Once Upon a Time in Anatolia is a movie of vastness and stillness, of epic landscapes and inner permutations of the heart. The wonder comes in watching those varied things work in concert.
The first frame has such compositional beauty that it’s clear you’re in the hands of a master. Turkish writer-director Nuri Bilge Ceylan (Climates) opens on a dirty, smeared window, through which we can make out the faint, blurry movement of figures, as well as the faintly glowing blue of a television screen. A face approaches the window and the camera backs away – this isn’t meant to be seen.
We then cut to what we assume is the aftermath of that scene: a caravan of police cars traveling across the Anatolian countryside, with its expansive skies, sloping hills and long and winding roads. The entourage is being led by a murder suspect who is trying to locate the place where a body has been hastily buried. Aside from the scraggly suspect (Taner Birsel), the search party includes a bullying police inspector (Yilmaz Erdogan), a weary prosecutor (Taner Birsel) and a doctor (Muhammet Uzuner) who is on hand to provide a preliminary assessment of the corpse.
As at the opening, Ceylan uses a combination of elegant composition and slight movement to give the film a spellbinding visual rhythm. As dusk settles over the open hills, the headlights of the search cars send blistering beams that float along the curving path of the road. All of this happens in a far-right corner of the screen, with a tree anchoring the center of the frame. As the cars proceed across the screen, it’s as if a lush landscape painting is being invaded by the cinema.
Similar sequences follow as the search party stops at one location after another waiting for the suspect to remember/confess where the awful deed took place. As he wanders about in the fields with the police, the doctor and prosecutor kill time with conversation, returning again at each stop to a story of the prosecutor’s about a woman who accurately predicted her own death. This lengthy first section of the film continues in such a way, essentially amounting to a variation on Waiting for Godot, with the search party on its own futile pursuit of meaning and significance.

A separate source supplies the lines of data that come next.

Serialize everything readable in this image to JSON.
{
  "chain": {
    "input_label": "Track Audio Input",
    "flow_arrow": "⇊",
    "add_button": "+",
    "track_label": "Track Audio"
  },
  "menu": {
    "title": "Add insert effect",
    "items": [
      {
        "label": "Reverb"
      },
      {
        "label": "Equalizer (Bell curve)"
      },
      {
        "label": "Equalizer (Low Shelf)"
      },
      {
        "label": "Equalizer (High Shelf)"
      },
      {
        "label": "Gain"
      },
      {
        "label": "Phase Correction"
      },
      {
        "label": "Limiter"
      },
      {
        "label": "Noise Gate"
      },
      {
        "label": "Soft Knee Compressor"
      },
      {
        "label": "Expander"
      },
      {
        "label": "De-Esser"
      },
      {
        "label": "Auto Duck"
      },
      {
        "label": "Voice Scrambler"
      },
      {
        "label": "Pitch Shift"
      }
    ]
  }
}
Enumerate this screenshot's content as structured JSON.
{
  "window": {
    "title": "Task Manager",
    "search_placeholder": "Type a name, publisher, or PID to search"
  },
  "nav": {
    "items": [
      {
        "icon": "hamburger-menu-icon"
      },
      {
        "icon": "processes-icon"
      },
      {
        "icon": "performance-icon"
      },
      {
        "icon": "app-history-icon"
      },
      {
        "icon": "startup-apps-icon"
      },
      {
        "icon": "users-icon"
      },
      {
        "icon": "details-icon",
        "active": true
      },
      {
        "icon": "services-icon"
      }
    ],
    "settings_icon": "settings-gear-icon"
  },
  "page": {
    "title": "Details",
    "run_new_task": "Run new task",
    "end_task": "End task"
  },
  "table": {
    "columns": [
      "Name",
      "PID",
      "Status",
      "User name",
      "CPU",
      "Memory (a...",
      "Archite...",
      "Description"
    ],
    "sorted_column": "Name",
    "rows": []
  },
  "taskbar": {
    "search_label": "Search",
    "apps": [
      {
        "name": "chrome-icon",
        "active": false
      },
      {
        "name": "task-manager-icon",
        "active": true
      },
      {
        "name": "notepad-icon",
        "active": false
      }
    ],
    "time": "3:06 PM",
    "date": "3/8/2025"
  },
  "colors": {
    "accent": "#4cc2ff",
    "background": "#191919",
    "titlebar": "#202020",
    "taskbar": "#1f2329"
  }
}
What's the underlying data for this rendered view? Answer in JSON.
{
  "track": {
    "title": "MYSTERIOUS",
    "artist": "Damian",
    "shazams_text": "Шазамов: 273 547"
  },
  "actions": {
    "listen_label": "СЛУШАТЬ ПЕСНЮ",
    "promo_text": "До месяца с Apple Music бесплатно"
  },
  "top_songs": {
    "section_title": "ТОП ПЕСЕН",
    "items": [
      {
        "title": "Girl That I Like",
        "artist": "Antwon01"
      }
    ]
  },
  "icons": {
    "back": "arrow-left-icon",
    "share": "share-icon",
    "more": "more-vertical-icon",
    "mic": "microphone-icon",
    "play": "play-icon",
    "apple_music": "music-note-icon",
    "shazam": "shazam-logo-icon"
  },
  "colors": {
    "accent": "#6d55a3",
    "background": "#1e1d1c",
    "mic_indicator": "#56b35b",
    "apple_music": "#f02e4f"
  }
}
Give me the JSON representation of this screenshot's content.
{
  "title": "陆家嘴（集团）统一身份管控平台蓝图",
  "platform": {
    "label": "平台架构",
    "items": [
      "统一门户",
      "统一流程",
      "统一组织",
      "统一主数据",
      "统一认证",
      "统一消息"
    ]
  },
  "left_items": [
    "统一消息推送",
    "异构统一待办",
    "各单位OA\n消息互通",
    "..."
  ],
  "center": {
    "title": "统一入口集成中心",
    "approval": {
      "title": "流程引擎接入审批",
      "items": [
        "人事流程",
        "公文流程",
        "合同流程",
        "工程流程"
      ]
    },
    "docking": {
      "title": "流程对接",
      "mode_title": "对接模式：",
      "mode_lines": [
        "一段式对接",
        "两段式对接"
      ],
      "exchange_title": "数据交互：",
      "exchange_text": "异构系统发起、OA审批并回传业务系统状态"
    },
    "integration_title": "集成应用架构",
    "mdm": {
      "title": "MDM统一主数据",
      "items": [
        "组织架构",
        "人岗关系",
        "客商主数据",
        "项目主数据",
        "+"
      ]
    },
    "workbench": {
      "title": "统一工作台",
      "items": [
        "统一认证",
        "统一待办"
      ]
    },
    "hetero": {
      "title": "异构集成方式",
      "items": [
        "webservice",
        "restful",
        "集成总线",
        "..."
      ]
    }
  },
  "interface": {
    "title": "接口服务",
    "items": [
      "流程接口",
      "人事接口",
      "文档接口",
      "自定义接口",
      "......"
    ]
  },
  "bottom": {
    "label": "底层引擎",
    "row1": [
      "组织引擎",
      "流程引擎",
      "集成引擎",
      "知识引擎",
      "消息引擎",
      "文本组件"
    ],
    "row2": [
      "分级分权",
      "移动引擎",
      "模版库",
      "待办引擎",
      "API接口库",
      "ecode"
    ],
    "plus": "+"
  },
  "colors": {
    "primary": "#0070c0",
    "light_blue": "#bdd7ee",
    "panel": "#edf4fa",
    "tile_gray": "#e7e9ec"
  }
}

As Once Upon a Time in Anatolia proceeds – and especially in its final third, when the participants have returned to an urban environment – it becomes clearer what the picture might be getting at. Is there a certain futility, the movie asks, in pursuing truth and justice so relentlessly, even after death? The discovery of the corpse (spoiler alert?) reveals a more clinical sort of truth about the murder, but it also consequently threatens to further the pain for the family of the murdered man. Likewise, as the doctor pursues more details from the prosecutor about the woman in his story, he reaches a conclusion that, if shared, would cause additional sorrow for those the woman left behind.
There is a certain sense of resignation that the movie embraces, then, one that’s not mournful as much as it is quiet and contemplative. Rather than doggedly pursue every fact and detail, even to ghastly ends (the movie pointedly closes with an autopsy, the sickly sounds of which continue over the final credits), why not be content in the present, with knowledge that may not be complete, but is enough?
One of those present moments comes midway through the film, when the search party has stopped for a meal in a rural village. The power goes out, casting them in darkness, until a young girl enters the room with a tray carrying tea and candles. As the soft light illuminates each man’s face, one by one, we see in their expressions that the vastness of this night and the burden of their task have been, for a moment, stilled, lifted. Perhaps, Once Upon a Time in Anatolia suggests, light doesn’t always have to illuminate the entire truth.